How much is enough...? don't know anymore just keep doing what I've always done , a small part of my focus looks at the stash and rethinks strategies to increase it...nothing special , nothing too difficult. Saving cannot be the be all end all of your plan ,or your life will simply go by unappreciated.
Knowing when you are wealthy is the trick....1 Your health and that of those you love..
2 eating well is important to me as you just never know ,you know..?
3.taking the time to enjoy what is available to us all at little or no cost....e.g. have you ever noticed the ammount of people that run along Aucklands waterfront yet,you can see ,they don't see it anymore, I guess I'm saying familiarity breeds contempt , but it need not ,if your mindful .
4. Of course friends, in their varying lenghts of appearance in your life....and soooooo on.
 It's funny that you need to plan so much money wise for your future security and ( happiness)..? but looking back through the highlights money played only a small part in some of them.
 Would I have thought differently had I been born dirt poor..?...........I was. 
So in summation ,my advice to connecting with young retirement planners is to remove the retirement notion altogether, and see it as insurance without the middleman stealing your cream.
Oh and have a good laugh at least once a day...yep that's right up there....too.

Wise words. I do have a good laugh here reading the comments, at least once a day. Gummsterisms always crack me up.

I second that. 

Christov, you're such a Trend-Bucker!


Well's gotta beat  beng a Trend Sucker !..Pheasant Plucker.
<( : > ) =I---<

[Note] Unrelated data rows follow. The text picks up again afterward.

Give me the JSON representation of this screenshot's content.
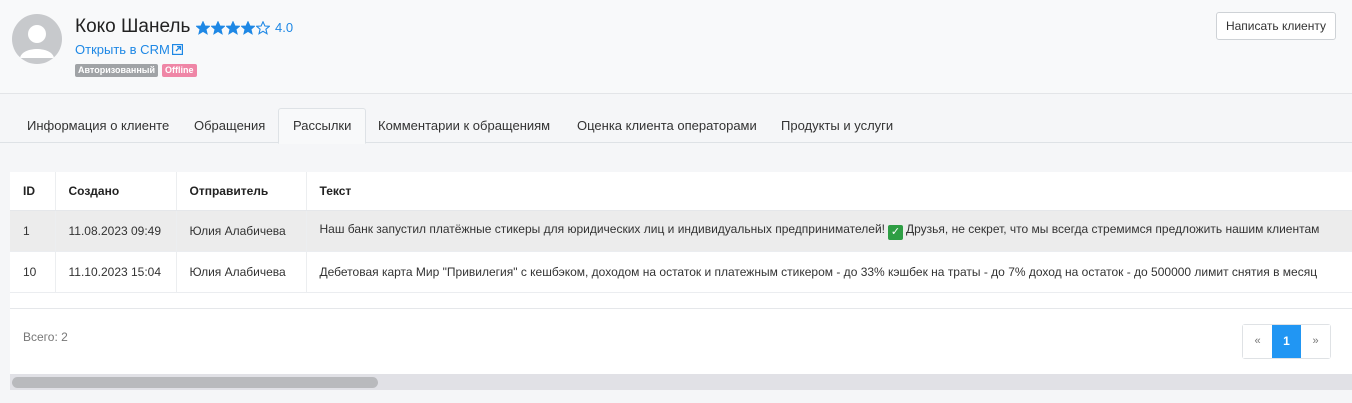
{
  "client": {
    "name": "Коко Шанель",
    "rating_value": "4.0",
    "rating_stars": 4,
    "crm_link": "Открыть в CRM",
    "badges": [
      "Авторизованный",
      "Offline"
    ],
    "write_button": "Написать клиенту"
  },
  "tabs": [
    {
      "label": "Информация о клиенте",
      "active": false
    },
    {
      "label": "Обращения",
      "active": false
    },
    {
      "label": "Рассылки",
      "active": true
    },
    {
      "label": "Комментарии к обращениям",
      "active": false
    },
    {
      "label": "Оценка клиента операторами",
      "active": false
    },
    {
      "label": "Продукты и услуги",
      "active": false
    }
  ],
  "table": {
    "headers": [
      "ID",
      "Создано",
      "Отправитель",
      "Текст"
    ],
    "rows": [
      {
        "id": "1",
        "created": "11.08.2023 09:49",
        "sender": "Юлия Алабичева",
        "text_before": "Наш банк запустил платёжные стикеры для юридических лиц и индивидуальных предпринимателей!",
        "text_after": "Друзья, не секрет, что мы всегда стремимся предложить нашим клиентам",
        "selected": true
      },
      {
        "id": "10",
        "created": "11.10.2023 15:04",
        "sender": "Юлия Алабичева",
        "text_before": "Дебетовая карта Мир \"Привилегия\" с кешбэком, доходом на остаток и платежным стикером - до 33% кэшбек на траты - до 7% доход на остаток - до 500000 лимит снятия в месяц",
        "text_after": "",
        "selected": false
      }
    ]
  },
  "footer": {
    "total": "Всего: 2",
    "pager": {
      "prev": "«",
      "current": "1",
      "next": "»"
    }
  },
  "colors": {
    "accent": "#1e88e5",
    "star": "#1e88e5",
    "page_active": "#2196f3",
    "badge_authorized": "#a0a3a6",
    "badge_offline": "#ef86a6"
  }
}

Mist...I've been waffling about impending FTT's here for a while...I know it's on the agenda for the U.S......well the Euro, as it turns out is implementing them. much to the disdain of the British.
 Who will fall into line....?...the short putters day may arrive sooner than some think.
 Glad you've done ok....just formula algorithms..? or dis you give them a tweak with that sharp brain of yours.
I think your Kiwi saver pro's would argue risk has something to do with your returns, as it's when you bet the house the tide turns.